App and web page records
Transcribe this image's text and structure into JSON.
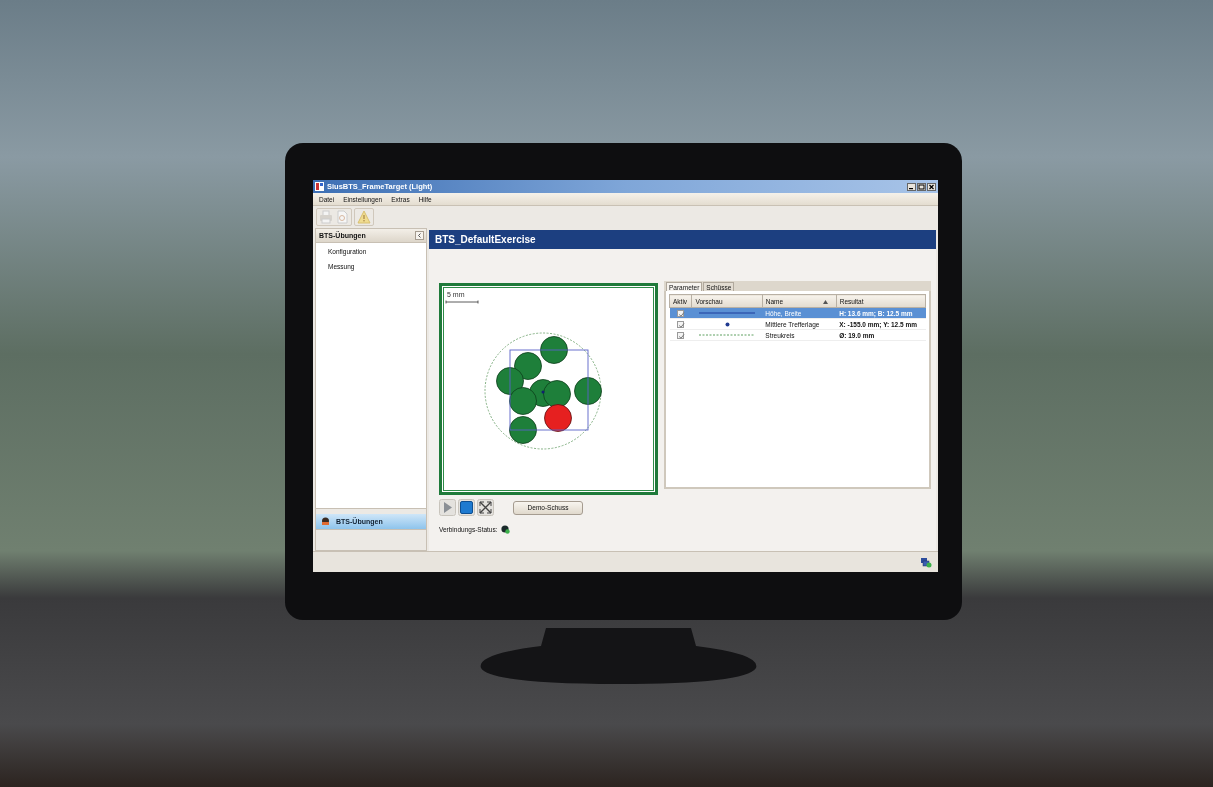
{
  "window": {
    "title": "SiusBTS_FrameTarget (Light)"
  },
  "menu": [
    "Datei",
    "Einstellungen",
    "Extras",
    "Hilfe"
  ],
  "sidebar": {
    "title": "BTS-Übungen",
    "items": [
      "Konfiguration",
      "Messung"
    ],
    "tabs": [
      {
        "label": "BTS-Übungen",
        "selected": true
      }
    ]
  },
  "exercise": {
    "title": "BTS_DefaultExercise",
    "scale_label": "5 mm",
    "demo_button": "Demo-Schuss",
    "status_label": "Verbindungs-Status:"
  },
  "tabs": [
    {
      "label": "Parameter",
      "selected": true
    },
    {
      "label": "Schüsse",
      "selected": false
    }
  ],
  "table": {
    "columns": [
      {
        "label": "Aktiv",
        "sorted": false
      },
      {
        "label": "Vorschau",
        "sorted": false
      },
      {
        "label": "Name",
        "sorted": true
      },
      {
        "label": "Resultat",
        "sorted": false
      }
    ],
    "rows": [
      {
        "checked": true,
        "selected": true,
        "kind": "line",
        "name": "Höhe, Breite",
        "result": "H: 13.6 mm; B: 12.5 mm"
      },
      {
        "checked": true,
        "selected": false,
        "kind": "dot",
        "name": "Mittlere Trefferlage",
        "result": "X: -155.0 mm; Y: 12.5 mm"
      },
      {
        "checked": true,
        "selected": false,
        "kind": "dashed",
        "name": "Streukreis",
        "result": "Ø: 19.0 mm"
      }
    ]
  }
}
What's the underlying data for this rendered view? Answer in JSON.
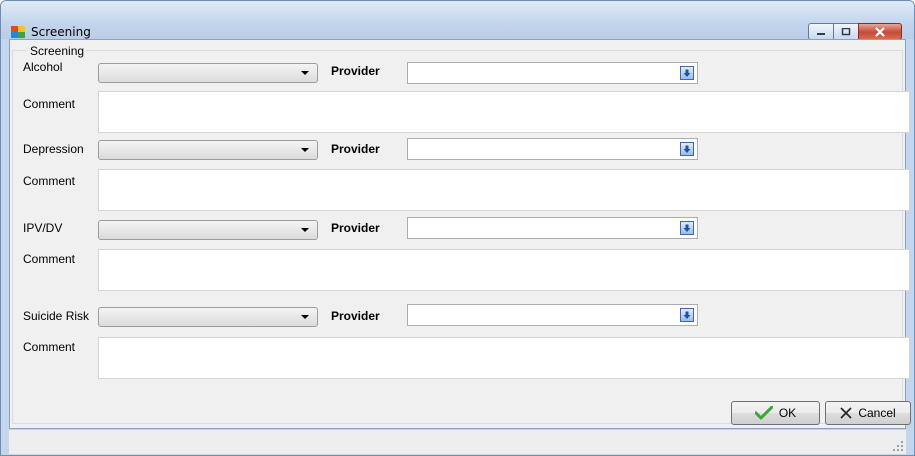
{
  "window": {
    "title": "Screening",
    "controls": [
      "minimize",
      "maximize",
      "close"
    ]
  },
  "group": {
    "label": "Screening"
  },
  "rows": [
    {
      "label": "Alcohol",
      "select_value": "",
      "provider_label": "Provider",
      "provider_value": "",
      "comment_label": "Comment",
      "comment_value": ""
    },
    {
      "label": "Depression",
      "select_value": "",
      "provider_label": "Provider",
      "provider_value": "",
      "comment_label": "Comment",
      "comment_value": ""
    },
    {
      "label": "IPV/DV",
      "select_value": "",
      "provider_label": "Provider",
      "provider_value": "",
      "comment_label": "Comment",
      "comment_value": ""
    },
    {
      "label": "Suicide Risk",
      "select_value": "",
      "provider_label": "Provider",
      "provider_value": "",
      "comment_label": "Comment",
      "comment_value": ""
    }
  ],
  "buttons": {
    "ok": "OK",
    "cancel": "Cancel"
  },
  "icons": {
    "window": "form-icon",
    "provider_picker": "arrow-down-icon",
    "ok": "check-icon",
    "cancel": "x-icon"
  },
  "colors": {
    "accent_check": "#3fa535",
    "close_button": "#c74a36",
    "titlebar": "#c2d5ec"
  }
}
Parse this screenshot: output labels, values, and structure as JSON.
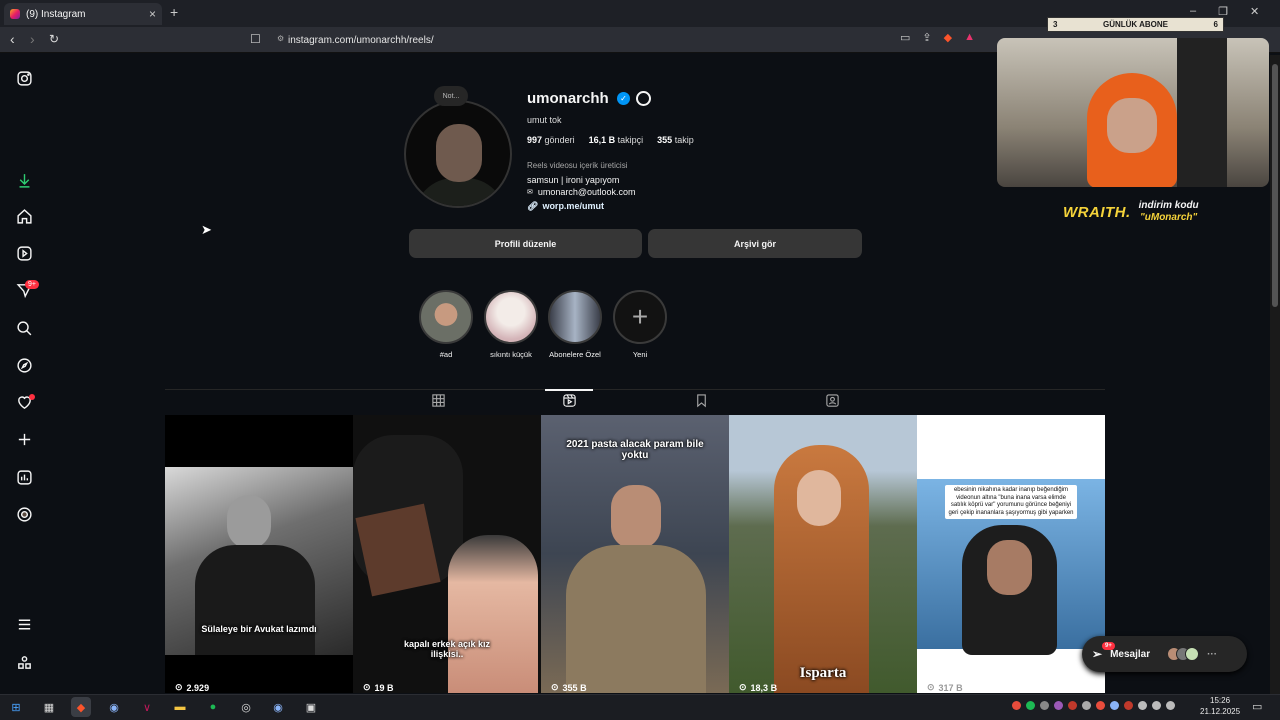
{
  "browser": {
    "tab_title": "(9) Instagram",
    "url": "instagram.com/umonarchh/reels/"
  },
  "overlay": {
    "sub_count_left": "3",
    "sub_label": "GÜNLÜK ABONE",
    "sub_count_right": "6",
    "brand": "WRAITH.",
    "promo_line1": "indirim kodu",
    "promo_code": "\"uMonarch\""
  },
  "sidebar": {
    "notif_badge": "9+"
  },
  "profile": {
    "note": "Not...",
    "username": "umonarchh",
    "full_name": "umut tok",
    "posts_count": "997",
    "posts_label": "gönderi",
    "followers_count": "16,1 B",
    "followers_label": "takipçi",
    "following_count": "355",
    "following_label": "takip",
    "category": "Reels videosu içerik üreticisi",
    "bio_line1": "samsun | ironi yapıyom",
    "bio_email": "umonarch@outlook.com",
    "link": "worp.me/umut",
    "edit_button": "Profili düzenle",
    "archive_button": "Arşivi gör"
  },
  "highlights": [
    {
      "label": "#ad"
    },
    {
      "label": "sıkıntı küçük"
    },
    {
      "label": "Abonelere Özel"
    },
    {
      "label": "Yeni"
    }
  ],
  "reels": [
    {
      "caption": "Sülaleye bir Avukat lazımdı",
      "views": "2.929"
    },
    {
      "caption": "kapalı erkek açık kız ilişkisi..",
      "views": "19 B"
    },
    {
      "caption": "2021 pasta alacak param bile yoktu",
      "views": "355 B"
    },
    {
      "caption": "Isparta",
      "views": "18,3 B"
    },
    {
      "caption": "ebesinin nikahına kadar inanıp beğendiğim videonun altına \"buna inana varsa elimde satılık köprü var\" yorumunu görünce beğeniyi geri çekip inananlara şaşıyormuş gibi yaparken",
      "views": "317 B"
    }
  ],
  "messages": {
    "label": "Mesajlar",
    "badge": "9+"
  },
  "taskbar": {
    "time": "15:26",
    "date": "21.12.2025"
  }
}
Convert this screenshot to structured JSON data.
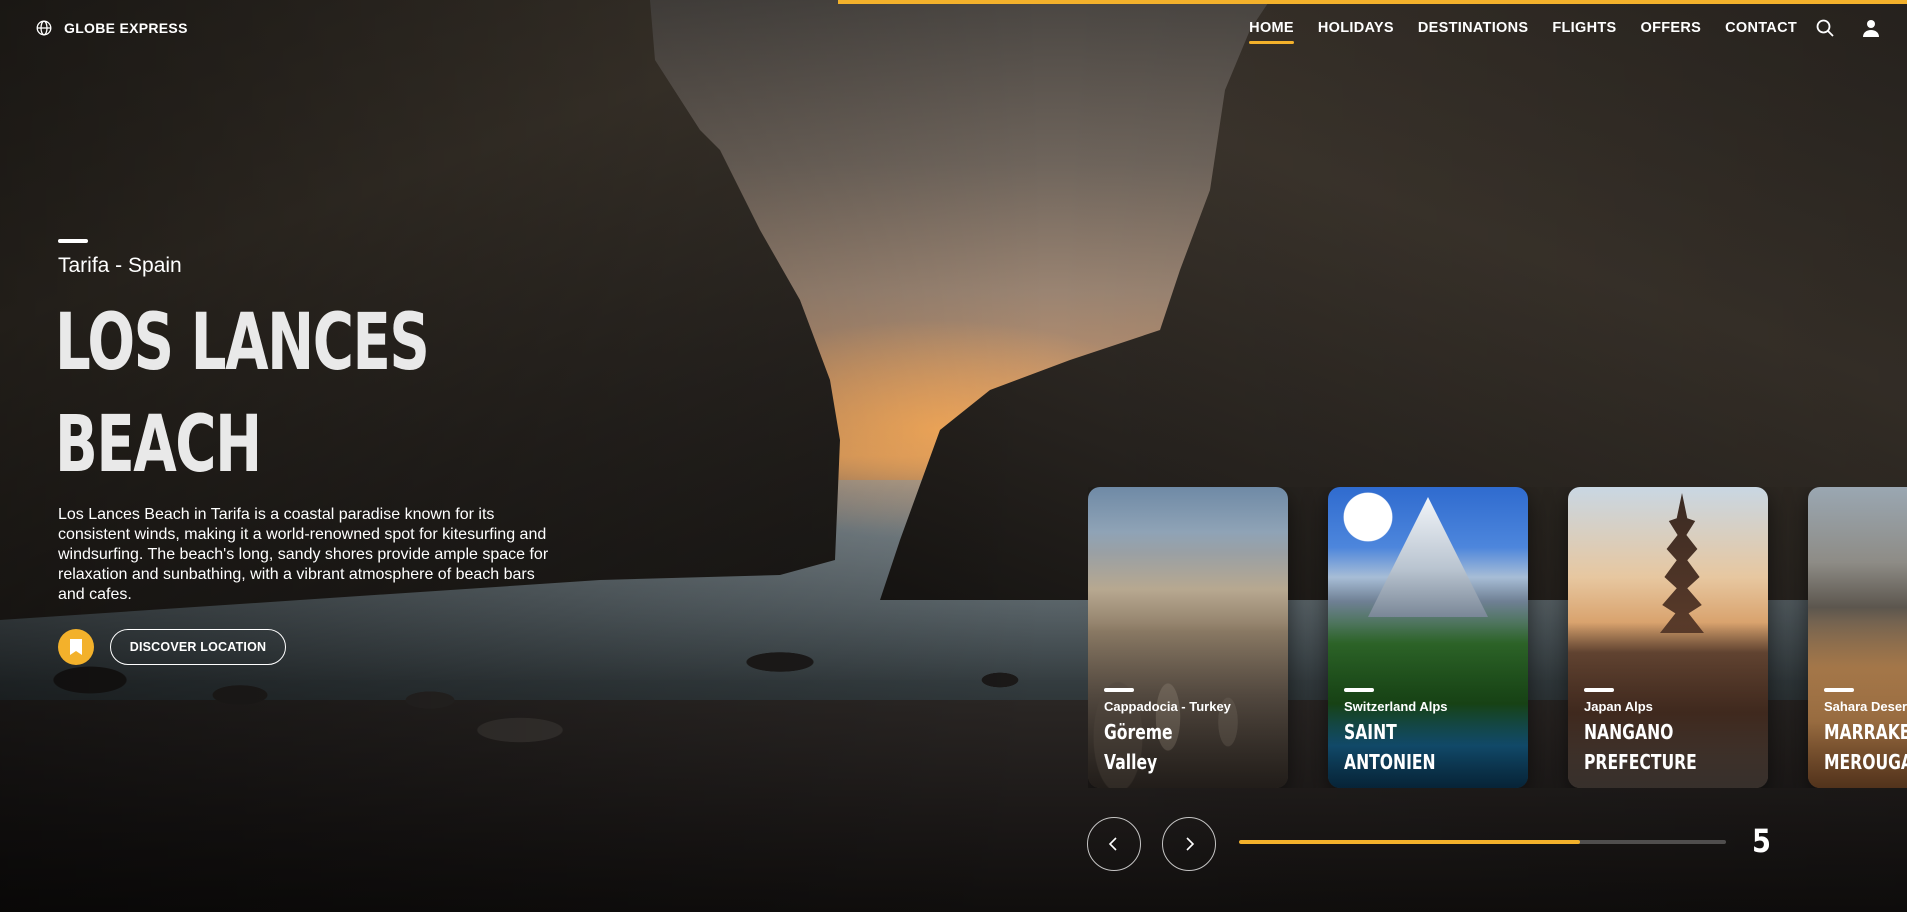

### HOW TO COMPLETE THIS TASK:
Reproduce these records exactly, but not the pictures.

### REPLY TO THE EXERCISE:
Transcribe this image's text and structure into JSON.
{
  "window": {
    "title": "SiusBTS_FrameTarget (Light)"
  },
  "menu": [
    "Datei",
    "Einstellungen",
    "Extras",
    "Hilfe"
  ],
  "sidebar": {
    "title": "BTS-Übungen",
    "items": [
      "Konfiguration",
      "Messung"
    ],
    "tabs": [
      {
        "label": "BTS-Übungen",
        "selected": true
      }
    ]
  },
  "exercise": {
    "title": "BTS_DefaultExercise",
    "scale_label": "5 mm",
    "demo_button": "Demo-Schuss",
    "status_label": "Verbindungs-Status:"
  },
  "tabs": [
    {
      "label": "Parameter",
      "selected": true
    },
    {
      "label": "Schüsse",
      "selected": false
    }
  ],
  "table": {
    "columns": [
      {
        "label": "Aktiv",
        "sorted": false
      },
      {
        "label": "Vorschau",
        "sorted": false
      },
      {
        "label": "Name",
        "sorted": true
      },
      {
        "label": "Resultat",
        "sorted": false
      }
    ],
    "rows": [
      {
        "checked": true,
        "selected": true,
        "kind": "line",
        "name": "Höhe, Breite",
        "result": "H: 13.6 mm; B: 12.5 mm"
      },
      {
        "checked": true,
        "selected": false,
        "kind": "dot",
        "name": "Mittlere Trefferlage",
        "result": "X: -155.0 mm; Y: 12.5 mm"
      },
      {
        "checked": true,
        "selected": false,
        "kind": "dashed",
        "name": "Streukreis",
        "result": "Ø: 19.0 mm"
      }
    ]
  }
}
What's the underlying data for this rendered view? Answer in JSON.
{
  "window": {
    "title": "Screening",
    "controls": [
      "minimize",
      "maximize",
      "close"
    ]
  },
  "group": {
    "label": "Screening"
  },
  "rows": [
    {
      "label": "Alcohol",
      "select_value": "",
      "provider_label": "Provider",
      "provider_value": "",
      "comment_label": "Comment",
      "comment_value": ""
    },
    {
      "label": "Depression",
      "select_value": "",
      "provider_label": "Provider",
      "provider_value": "",
      "comment_label": "Comment",
      "comment_value": ""
    },
    {
      "label": "IPV/DV",
      "select_value": "",
      "provider_label": "Provider",
      "provider_value": "",
      "comment_label": "Comment",
      "comment_value": ""
    },
    {
      "label": "Suicide Risk",
      "select_value": "",
      "provider_label": "Provider",
      "provider_value": "",
      "comment_label": "Comment",
      "comment_value": ""
    }
  ],
  "buttons": {
    "ok": "OK",
    "cancel": "Cancel"
  },
  "icons": {
    "window": "form-icon",
    "provider_picker": "arrow-down-icon",
    "ok": "check-icon",
    "cancel": "x-icon"
  },
  "colors": {
    "accent_check": "#3fa535",
    "close_button": "#c74a36",
    "titlebar": "#c2d5ec"
  }
}
Parse this screenshot: output labels, values, and structure as JSON.
{
  "browser": {
    "tab_title": "(9) Instagram",
    "url": "instagram.com/umonarchh/reels/"
  },
  "overlay": {
    "sub_count_left": "3",
    "sub_label": "GÜNLÜK ABONE",
    "sub_count_right": "6",
    "brand": "WRAITH.",
    "promo_line1": "indirim kodu",
    "promo_code": "\"uMonarch\""
  },
  "sidebar": {
    "notif_badge": "9+"
  },
  "profile": {
    "note": "Not...",
    "username": "umonarchh",
    "full_name": "umut tok",
    "posts_count": "997",
    "posts_label": "gönderi",
    "followers_count": "16,1 B",
    "followers_label": "takipçi",
    "following_count": "355",
    "following_label": "takip",
    "category": "Reels videosu içerik üreticisi",
    "bio_line1": "samsun | ironi yapıyom",
    "bio_email": "umonarch@outlook.com",
    "link": "worp.me/umut",
    "edit_button": "Profili düzenle",
    "archive_button": "Arşivi gör"
  },
  "highlights": [
    {
      "label": "#ad"
    },
    {
      "label": "sıkıntı küçük"
    },
    {
      "label": "Abonelere Özel"
    },
    {
      "label": "Yeni"
    }
  ],
  "reels": [
    {
      "caption": "Sülaleye bir Avukat lazımdı",
      "views": "2.929"
    },
    {
      "caption": "kapalı erkek açık kız ilişkisi..",
      "views": "19 B"
    },
    {
      "caption": "2021 pasta alacak param bile yoktu",
      "views": "355 B"
    },
    {
      "caption": "Isparta",
      "views": "18,3 B"
    },
    {
      "caption": "ebesinin nikahına kadar inanıp beğendiğim videonun altına \"buna inana varsa elimde satılık köprü var\" yorumunu görünce beğeniyi geri çekip inananlara şaşıyormuş gibi yaparken",
      "views": "317 B"
    }
  ],
  "messages": {
    "label": "Mesajlar",
    "badge": "9+"
  },
  "taskbar": {
    "time": "15:26",
    "date": "21.12.2025"
  }
}
Convert this screenshot to structured JSON data.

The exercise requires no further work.